The cost of a cuppa

Your daily fix of joe adds up by the end of four years


With so many students forced to trek from the temporary bus stops of the strike, the best option for a quick warm-up is usually a hot cup of coffee. For some students, the small indulgence is part of a daily routine, while others find that the winter blues have them chugging down a cup more frequently. But although a cup is affordable, the small cost can add up. Soon enough, a daily indulgence equals the cost of a new laptop or a year’s textbooks.

Exempting the exam periods, there are 24 weeks in the university calendar. The student who buys only a daily cup of coffee will consume about 120 coffees in these 24 weeks. If this is a medium from Tim Hortons, this adds up to around $194 a year. For Second Cup or Starbucks lovers, that amount rises to $252 and $270, respectively. Over the course of a four-year degree it can accumulate to between $775 and $1,080. This figure is rarely considered when making daily purchases in $2 instalments, but they must eventually be accounted for.

What could have been bought instead of a year’s worth of coffee is what is referred to in economics as an opportunity cost. In this scenario, a new laptop or eventually even a TV could be the opportunity cost of a daily Starbucks indulgence.

Of course, for many students that daily hot cup of coffee is the price they pay to stay awake during class or remain focused during a particularly brutal round of studying for midterms. To those students, I’d like to introduce them to the thermos.

A thermos is a great and inexpensive way to treat oneself to a daily coffee for a fraction of the price. As soon as the temptation to buy a cup of coffee strikes while walking by the Tim Hortons in Davis or the Second Cup in IB, a trusty thermos filled with the good stuff can satisfy instead. For students who don’t want to part with their favourite blend, it’s possible to buy bagged grounds from each of the three main campus coffee retailers to take home and brew themselves.

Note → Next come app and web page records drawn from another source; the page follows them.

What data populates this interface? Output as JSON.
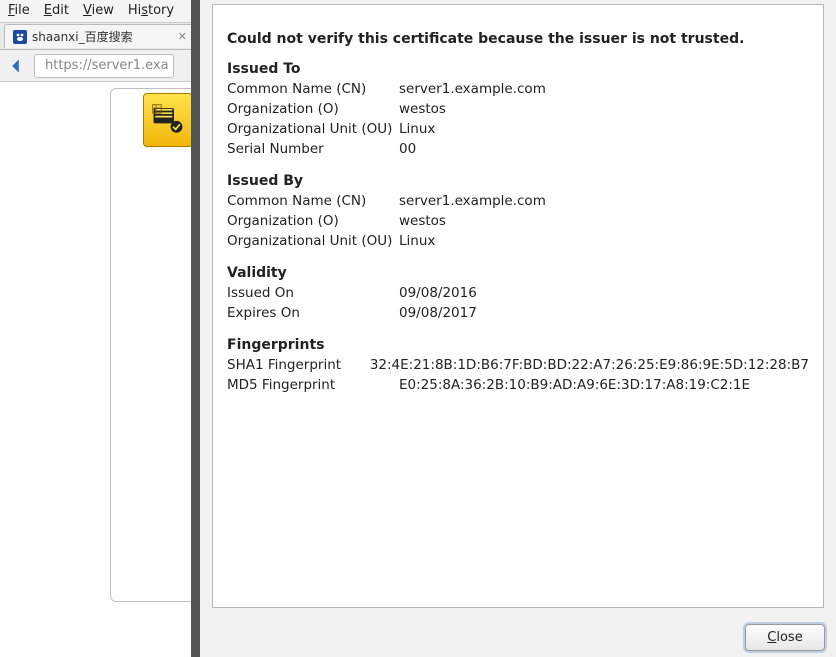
{
  "menubar": {
    "file": "File",
    "edit": "Edit",
    "view": "View",
    "history": "History"
  },
  "tab": {
    "title": "shaanxi_百度搜索"
  },
  "url": "https://server1.exa",
  "dialog": {
    "message": "Could not verify this certificate because the issuer is not trusted.",
    "issued_to_head": "Issued To",
    "issued_by_head": "Issued By",
    "validity_head": "Validity",
    "fingerprints_head": "Fingerprints",
    "labels": {
      "cn": "Common Name (CN)",
      "o": "Organization (O)",
      "ou": "Organizational Unit (OU)",
      "serial": "Serial Number",
      "issued_on": "Issued On",
      "expires_on": "Expires On",
      "sha1": "SHA1 Fingerprint",
      "md5": "MD5 Fingerprint"
    },
    "issued_to": {
      "cn": "server1.example.com",
      "o": "westos",
      "ou": "Linux",
      "serial": "00"
    },
    "issued_by": {
      "cn": "server1.example.com",
      "o": "westos",
      "ou": "Linux"
    },
    "validity": {
      "issued_on": "09/08/2016",
      "expires_on": "09/08/2017"
    },
    "fingerprints": {
      "sha1": "32:4E:21:8B:1D:B6:7F:BD:BD:22:A7:26:25:E9:86:9E:5D:12:28:B7",
      "md5": "E0:25:8A:36:2B:10:B9:AD:A9:6E:3D:17:A8:19:C2:1E"
    },
    "close_label": "Close"
  }
}
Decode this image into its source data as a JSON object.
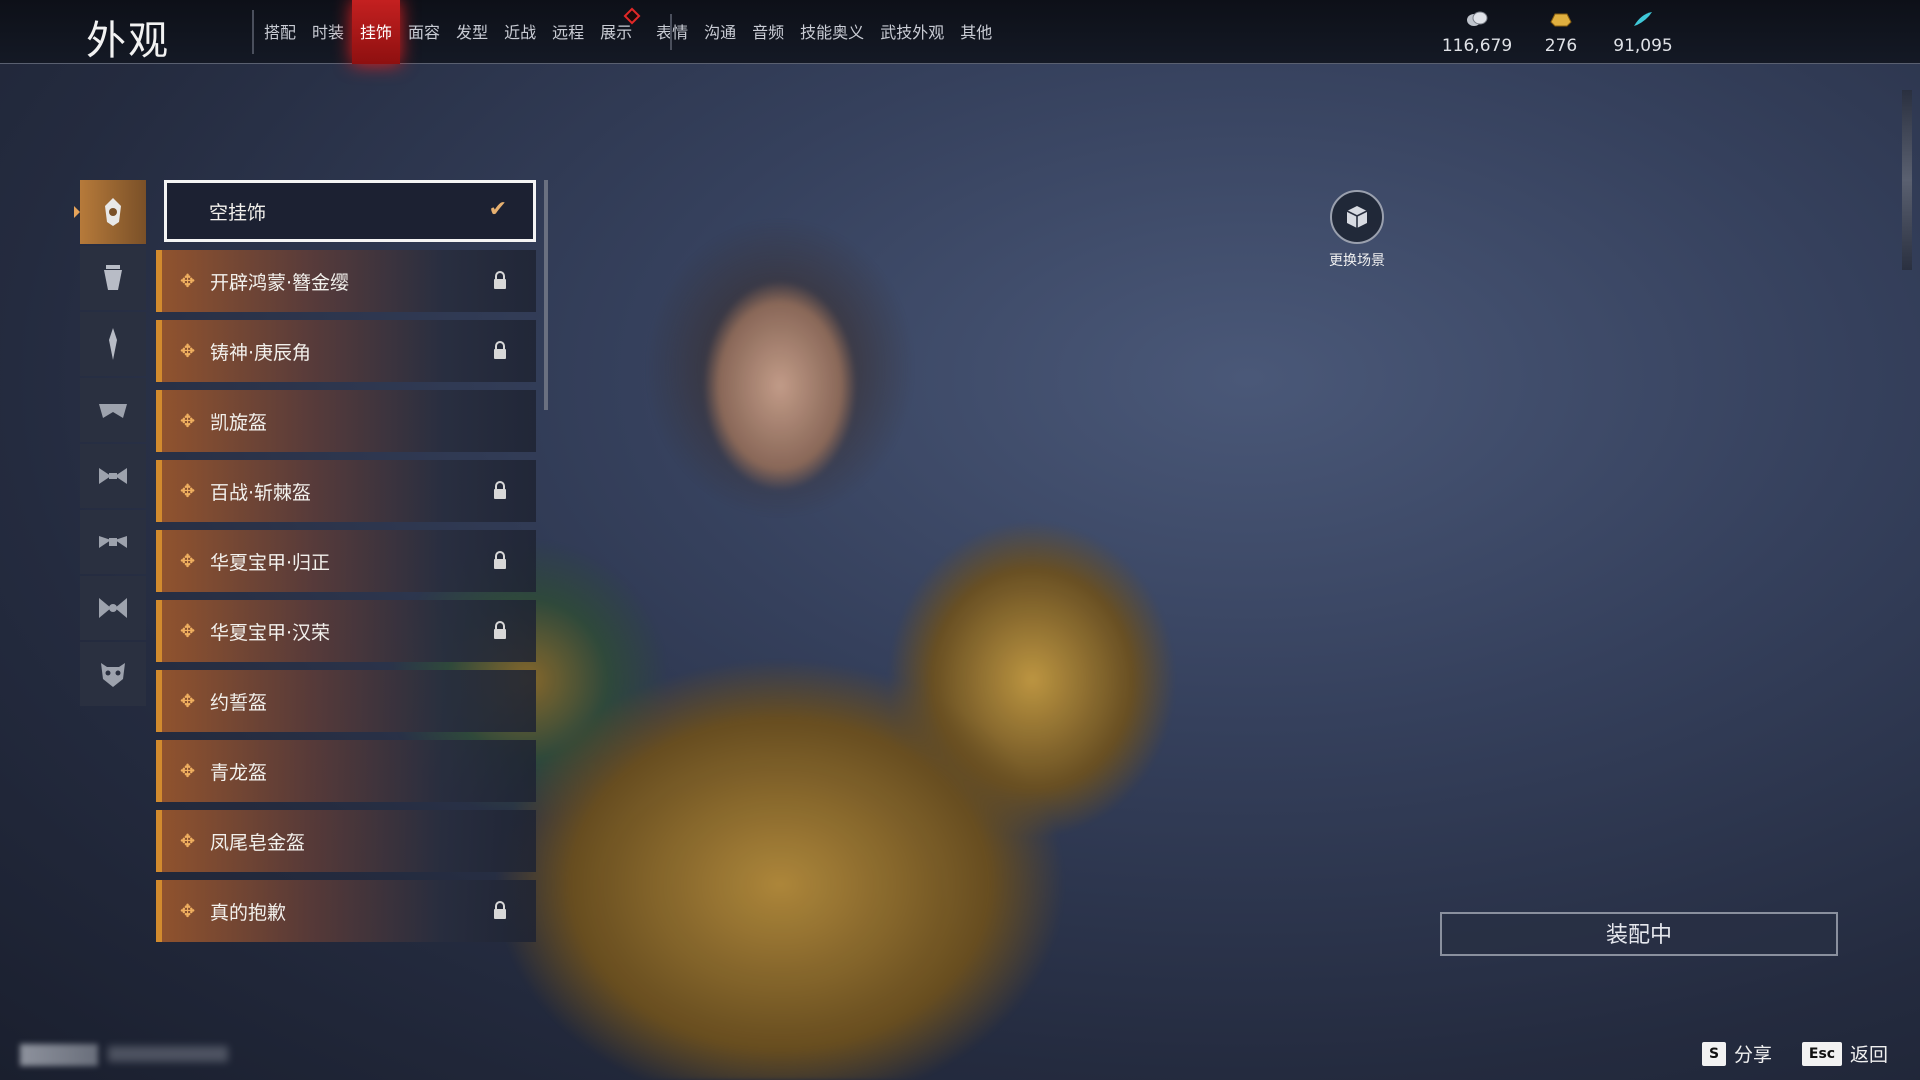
{
  "page_title": "外观",
  "tabs": [
    {
      "label": "搭配"
    },
    {
      "label": "时装"
    },
    {
      "label": "挂饰",
      "active": true
    },
    {
      "label": "面容"
    },
    {
      "label": "发型"
    },
    {
      "label": "近战"
    },
    {
      "label": "远程"
    },
    {
      "label": "展示",
      "badge": true
    },
    {
      "label": "表情"
    },
    {
      "label": "沟通"
    },
    {
      "label": "音频"
    },
    {
      "label": "技能奥义"
    },
    {
      "label": "武技外观"
    },
    {
      "label": "其他"
    }
  ],
  "currencies": [
    {
      "icon": "coin-stack-icon",
      "value": "116,679"
    },
    {
      "icon": "gold-ingot-icon",
      "value": "276"
    },
    {
      "icon": "jade-feather-icon",
      "value": "91,095"
    }
  ],
  "categories": [
    {
      "icon": "head-ornament-icon",
      "active": true
    },
    {
      "icon": "face-ornament-icon"
    },
    {
      "icon": "hairpin-icon"
    },
    {
      "icon": "shoulder-ornament-icon"
    },
    {
      "icon": "waist-ornament-icon"
    },
    {
      "icon": "back-ornament-icon"
    },
    {
      "icon": "tail-ornament-icon"
    },
    {
      "icon": "mask-icon"
    }
  ],
  "items": [
    {
      "label": "空挂饰",
      "selected": true,
      "locked": false
    },
    {
      "label": "开辟鸿蒙·簪金缨",
      "locked": true
    },
    {
      "label": "铸神·庚辰角",
      "locked": true
    },
    {
      "label": "凯旋盔",
      "locked": false
    },
    {
      "label": "百战·斩棘盔",
      "locked": true
    },
    {
      "label": "华夏宝甲·归正",
      "locked": true
    },
    {
      "label": "华夏宝甲·汉荣",
      "locked": true
    },
    {
      "label": "约誓盔",
      "locked": false
    },
    {
      "label": "青龙盔",
      "locked": false
    },
    {
      "label": "凤尾皂金盔",
      "locked": false
    },
    {
      "label": "真的抱歉",
      "locked": true
    }
  ],
  "scene_button": {
    "label": "更换场景"
  },
  "equip_button": {
    "label": "装配中"
  },
  "footer": {
    "share_key": "S",
    "share_label": "分享",
    "back_key": "Esc",
    "back_label": "返回"
  },
  "colors": {
    "accent": "#c42020",
    "item_border": "#d28b2e",
    "check": "#e6b070"
  }
}
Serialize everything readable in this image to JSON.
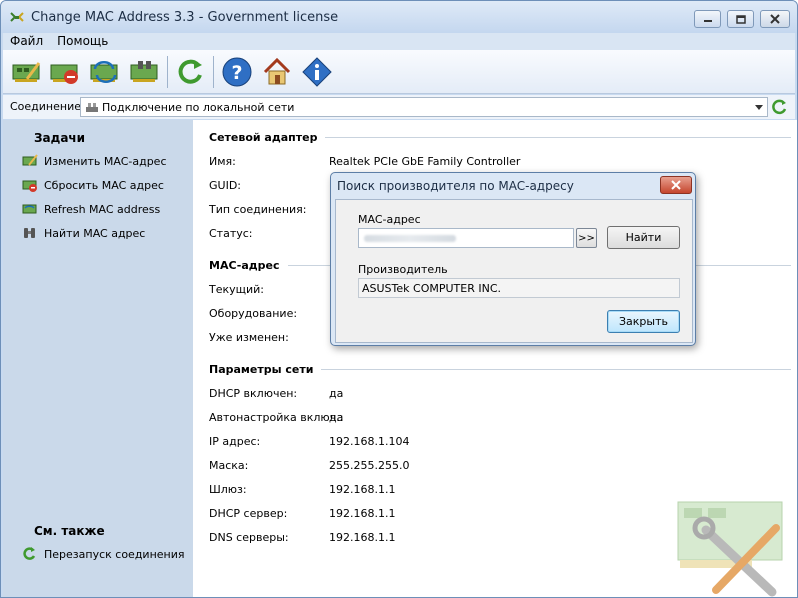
{
  "window": {
    "title": "Change MAC Address 3.3 - Government license",
    "minimize_icon": "minimize-icon",
    "maximize_icon": "maximize-icon",
    "close_icon": "close-icon"
  },
  "menu": [
    "Файл",
    "Помощь"
  ],
  "toolbar": {
    "buttons": [
      {
        "name": "change-mac-icon"
      },
      {
        "name": "reset-mac-icon"
      },
      {
        "name": "refresh-mac-icon"
      },
      {
        "name": "find-mac-icon"
      },
      {
        "name": "update-icon"
      },
      {
        "name": "help-icon"
      },
      {
        "name": "home-icon"
      },
      {
        "name": "info-icon"
      }
    ]
  },
  "connection": {
    "label": "Соединение:",
    "value": "Подключение по локальной сети"
  },
  "sidebar": {
    "tasks_heading": "Задачи",
    "tasks": [
      {
        "label": "Изменить MAC-адрес"
      },
      {
        "label": "Сбросить MAC адрес"
      },
      {
        "label": "Refresh MAC address"
      },
      {
        "label": "Найти MAC адрес"
      }
    ],
    "see_also_heading": "См. также",
    "see_also": [
      {
        "label": "Перезапуск соединения"
      }
    ]
  },
  "adapter": {
    "heading": "Сетевой адаптер",
    "rows": [
      {
        "label": "Имя:",
        "value": "Realtek PCIe GbE Family Controller"
      },
      {
        "label": "GUID:",
        "value": ""
      },
      {
        "label": "Тип соединения:",
        "value": ""
      },
      {
        "label": "Статус:",
        "value": ""
      }
    ]
  },
  "mac": {
    "heading": "MAC-адрес",
    "rows": [
      {
        "label": "Текущий:",
        "value": ""
      },
      {
        "label": "Оборудование:",
        "value": ""
      },
      {
        "label": "Уже изменен:",
        "value": ""
      }
    ]
  },
  "network": {
    "heading": "Параметры сети",
    "rows": [
      {
        "label": "DHCP включен:",
        "value": "да"
      },
      {
        "label": "Автонастройка включ.:",
        "value": "да"
      },
      {
        "label": "IP адрес:",
        "value": "192.168.1.104"
      },
      {
        "label": "Маска:",
        "value": "255.255.255.0"
      },
      {
        "label": "Шлюз:",
        "value": "192.168.1.1"
      },
      {
        "label": "DHCP сервер:",
        "value": "192.168.1.1"
      },
      {
        "label": "DNS серверы:",
        "value": "192.168.1.1"
      }
    ]
  },
  "dialog": {
    "title": "Поиск производителя по MAC-адресу",
    "mac_label": "MAC-адрес",
    "mac_value": "",
    "more_label": ">>",
    "find_label": "Найти",
    "vendor_label": "Производитель",
    "vendor_value": "ASUSTek COMPUTER INC.",
    "close_label": "Закрыть"
  },
  "colors": {
    "frame": "#c8daf0",
    "sidebar": "#cad9ea",
    "dialog_close": "#c5462e"
  }
}
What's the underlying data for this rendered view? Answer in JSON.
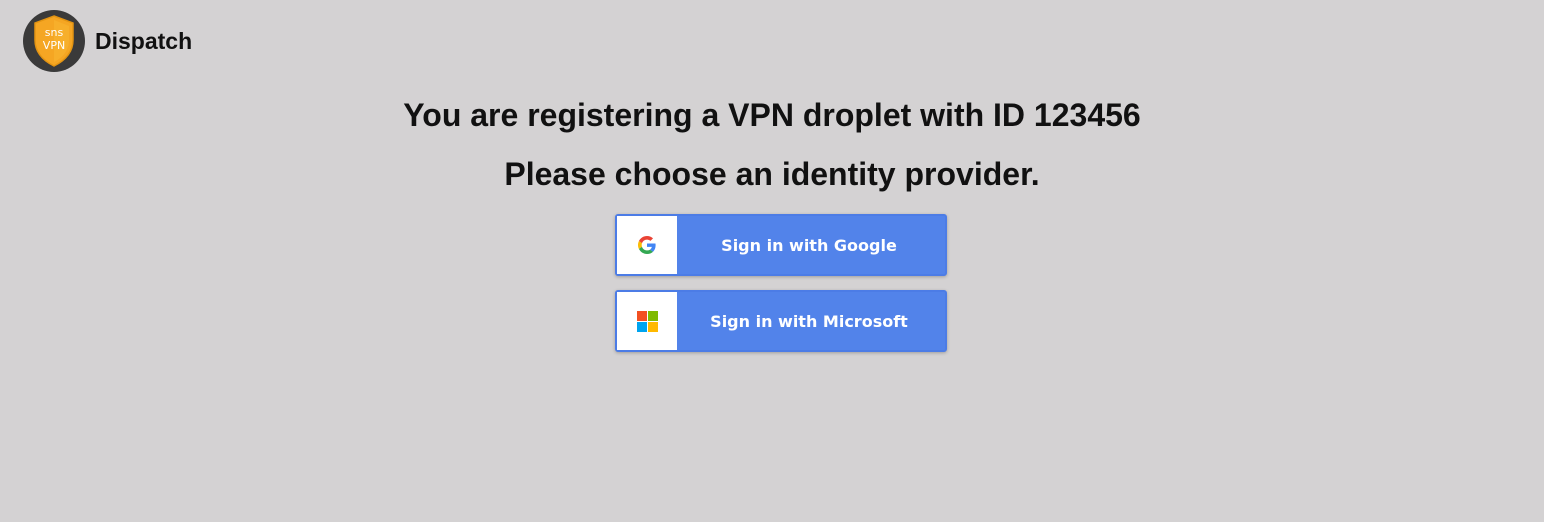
{
  "header": {
    "logo_text_top": "sns",
    "logo_text_bottom": "VPN",
    "app_name": "Dispatch"
  },
  "main": {
    "title": "You are registering a VPN droplet with ID 123456",
    "subtitle": "Please choose an identity provider."
  },
  "providers": [
    {
      "label": "Sign in with Google",
      "icon": "google-g-icon"
    },
    {
      "label": "Sign in with Microsoft",
      "icon": "microsoft-logo-icon"
    }
  ],
  "colors": {
    "background": "#d4d2d3",
    "button": "#5283ea",
    "logo_circle": "#3a3a3a",
    "shield": "#f5a623"
  }
}
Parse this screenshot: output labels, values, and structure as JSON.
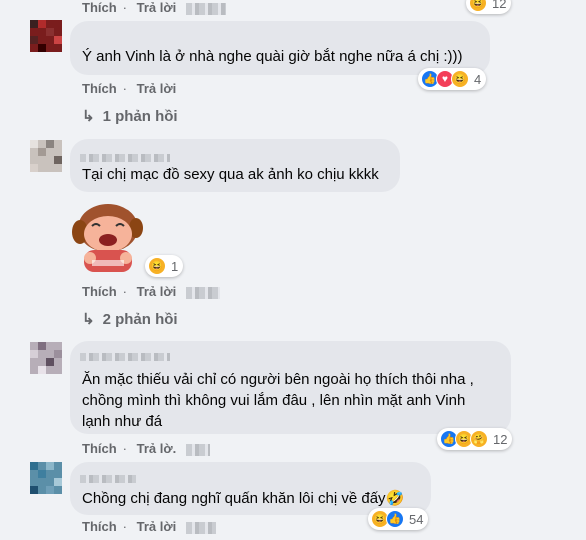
{
  "top_actions": {
    "like": "Thích",
    "reply": "Trả lời",
    "count": "12"
  },
  "comments": [
    {
      "text": "Ý anh Vinh là ở nhà nghe quài giờ bắt nghe nữa á chị :)))",
      "like": "Thích",
      "reply": "Trả lời",
      "reactions": {
        "icons": [
          "like-icon",
          "love-icon",
          "haha-icon"
        ],
        "count": "4"
      },
      "replies": "1 phản hồi"
    },
    {
      "text": "Tại chị mạc đồ sexy qua ak ảnh ko chịu kkkk",
      "sticker": "sticker-girl",
      "like": "Thích",
      "reply": "Trả lời",
      "reactions": {
        "icons": [
          "haha-icon"
        ],
        "count": "1"
      },
      "replies": "2 phản hồi"
    },
    {
      "text": "Ăn mặc thiếu vải chỉ có người bên ngoài họ thích thôi nha ,\nchồng mình thì không vui lắm đâu , lên nhìn mặt anh Vinh\nlạnh như đá",
      "like": "Thích",
      "reply": "Trả lờ.",
      "reactions": {
        "icons": [
          "like-icon",
          "haha-icon",
          "care-icon"
        ],
        "count": "12"
      }
    },
    {
      "text": "Chồng chị đang nghĩ quấn khăn lôi chị về đấy🤣",
      "like": "Thích",
      "reply": "Trả lời",
      "reactions": {
        "icons": [
          "haha-icon",
          "like-icon"
        ],
        "count": "54"
      }
    }
  ],
  "colors": {
    "background": "#f0f2f5",
    "bubble": "#e4e6eb",
    "like": "#1877f2",
    "love": "#f33e58",
    "haha": "#f7b125"
  }
}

Admittedly, many students commute to school and a thermos won’t keep its contents hot forever. On the coldest of days a cheap thermos filled with once–piping hot coffee will be lukewarm after a 20-minute commute that involves waiting in bus shelters in the freezing cold, and of course that lovely walk from the temporary bus stops into campus.

Another UTM student I talked to revealed that she keeps a bag of tea bags in her backpack and buys a hot cup of water when she arrived at school with which to make her tea. At each of the campus’s coffee retailers, hot water is just 25 cents (or, if the cashier is kind enough, nothing at all), adding up to a drastically lower yearly sum of at most $30 a school year plus an extra $10 for a box of 100 tea bags.

For students who aren’t a fan of tea, it might be time to try a different flavours. Today a wide variety abounds in most grocery stores. As someone who formerly discounted tea as nothing more than water with an aftertaste, I can definitely say that my opinions have changed since experimenting with different brands and flavours. At the very least your wallet will thank you for making the switch—and so will your body, since drinking tea comes with many health benefits, such as lower cholesterol and mental alertness.

For students who look to their daily cup of coffee for an energy boost, another inexpensive and healthy alternative is fruit. It’s possible to have a slight boost in energy after eating fruit like apples and strawberries because of the sugar content. However, according to, the boost isn’t as instant as coffee’s.

Every once in a while it’s okay to indulge and spend a little on coffee, especially if it’s Roll Up the Rim season, but buying it too often means an empty wallet and a lost opportunity to afford something more useful.